Transgender Trend’s booklet and the Mail on Sunday’s article are hardly isolated cases, and in fact many teachers are likely to see them as vindicating their own position. A friend who worked in a school told me that although policies on transgender students may be in place, awareness among staff is often severely lacking, leading to inadequate enforcement of these policies. When I was a trainee teacher on placement at a particularly trans-friendly school in a progressive part of the country, I frequently heard transphobic comments from members of staff, including form tutors (who will often be one of the first points of contact for pupils with questions about their identities).

It is clear that whatever the school and the Senior Leadership Team may say or think, there are still school-wide issues that must be tackled if trans children are to be supported. Children and teenagers often trust their teachers to help and support them, especially with issues they feel they can’t discuss with family or friends. If this support is lacking, then the school environment many transphobes seem to believe in where schools are quick to act on pupils’ gender-based whims, is clearly a work of fiction.

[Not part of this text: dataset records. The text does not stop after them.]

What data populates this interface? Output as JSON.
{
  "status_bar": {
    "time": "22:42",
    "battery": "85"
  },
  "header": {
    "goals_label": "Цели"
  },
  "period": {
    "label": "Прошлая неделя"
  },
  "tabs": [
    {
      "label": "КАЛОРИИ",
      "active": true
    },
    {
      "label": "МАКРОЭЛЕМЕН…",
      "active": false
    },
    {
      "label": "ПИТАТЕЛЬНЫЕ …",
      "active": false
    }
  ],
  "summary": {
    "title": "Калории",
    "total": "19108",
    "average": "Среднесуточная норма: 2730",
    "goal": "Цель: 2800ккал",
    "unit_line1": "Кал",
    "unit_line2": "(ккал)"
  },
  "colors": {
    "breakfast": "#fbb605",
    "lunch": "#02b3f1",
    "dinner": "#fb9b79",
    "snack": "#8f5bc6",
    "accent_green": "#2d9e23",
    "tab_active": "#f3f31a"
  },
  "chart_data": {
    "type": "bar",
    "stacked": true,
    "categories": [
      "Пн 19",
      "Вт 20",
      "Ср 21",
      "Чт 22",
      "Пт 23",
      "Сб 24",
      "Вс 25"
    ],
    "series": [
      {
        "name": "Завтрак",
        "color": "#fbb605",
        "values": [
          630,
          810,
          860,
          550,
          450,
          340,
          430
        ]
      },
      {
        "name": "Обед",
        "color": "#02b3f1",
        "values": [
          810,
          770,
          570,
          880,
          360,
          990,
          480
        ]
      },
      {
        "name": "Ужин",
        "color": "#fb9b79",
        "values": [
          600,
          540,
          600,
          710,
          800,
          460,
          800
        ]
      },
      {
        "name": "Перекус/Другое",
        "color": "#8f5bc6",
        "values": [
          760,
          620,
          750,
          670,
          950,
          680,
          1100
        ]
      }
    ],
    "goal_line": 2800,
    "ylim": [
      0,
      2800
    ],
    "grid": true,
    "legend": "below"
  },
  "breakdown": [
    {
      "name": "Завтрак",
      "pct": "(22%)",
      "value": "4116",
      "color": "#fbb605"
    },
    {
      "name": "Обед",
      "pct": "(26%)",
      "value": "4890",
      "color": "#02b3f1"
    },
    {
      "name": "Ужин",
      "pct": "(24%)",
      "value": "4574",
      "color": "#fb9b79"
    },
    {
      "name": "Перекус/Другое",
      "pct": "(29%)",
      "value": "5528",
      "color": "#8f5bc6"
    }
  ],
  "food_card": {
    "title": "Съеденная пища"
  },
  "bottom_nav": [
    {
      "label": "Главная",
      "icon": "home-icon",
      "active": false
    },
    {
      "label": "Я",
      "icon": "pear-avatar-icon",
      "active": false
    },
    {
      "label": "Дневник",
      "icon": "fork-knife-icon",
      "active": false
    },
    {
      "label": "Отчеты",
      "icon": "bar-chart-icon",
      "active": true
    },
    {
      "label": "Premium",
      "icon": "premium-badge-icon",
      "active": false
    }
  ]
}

The pendulum of public opinion has been slowly swinging towards acceptance of the LGBT+ community since the decriminalisation of homosexuality in 1967. Unfortunately, myself and many other trans people are concerned that for at least a quarter of this group, the pendulum may be swinging back in the other direction. Cis women, and especially cis lesbians, who support trans women need to ensure that their voices are heard in this discussion. While normally I would argue that members of marginalised groups should be the ones speaking up in discussions concerning their own rights, I sadly do not believe that this would convince anyone to change their position. People need to be persuaded that trans women, and in particular trans lesbians, are not merely men looking for an excuse to get lesbians to sleep with them, as many transphobes like to claim. Cis lesbians, in particular, should emphasise that trans lesbians merely want to have relationships, just the same as they do, without our identities or those of our partners being placed under the microscope.

Alternatively, those who like to attack trans women might want to consider spending their time getting to know us instead – they might be surprised to learn that we’re nothing more than people who want to get on with our lives.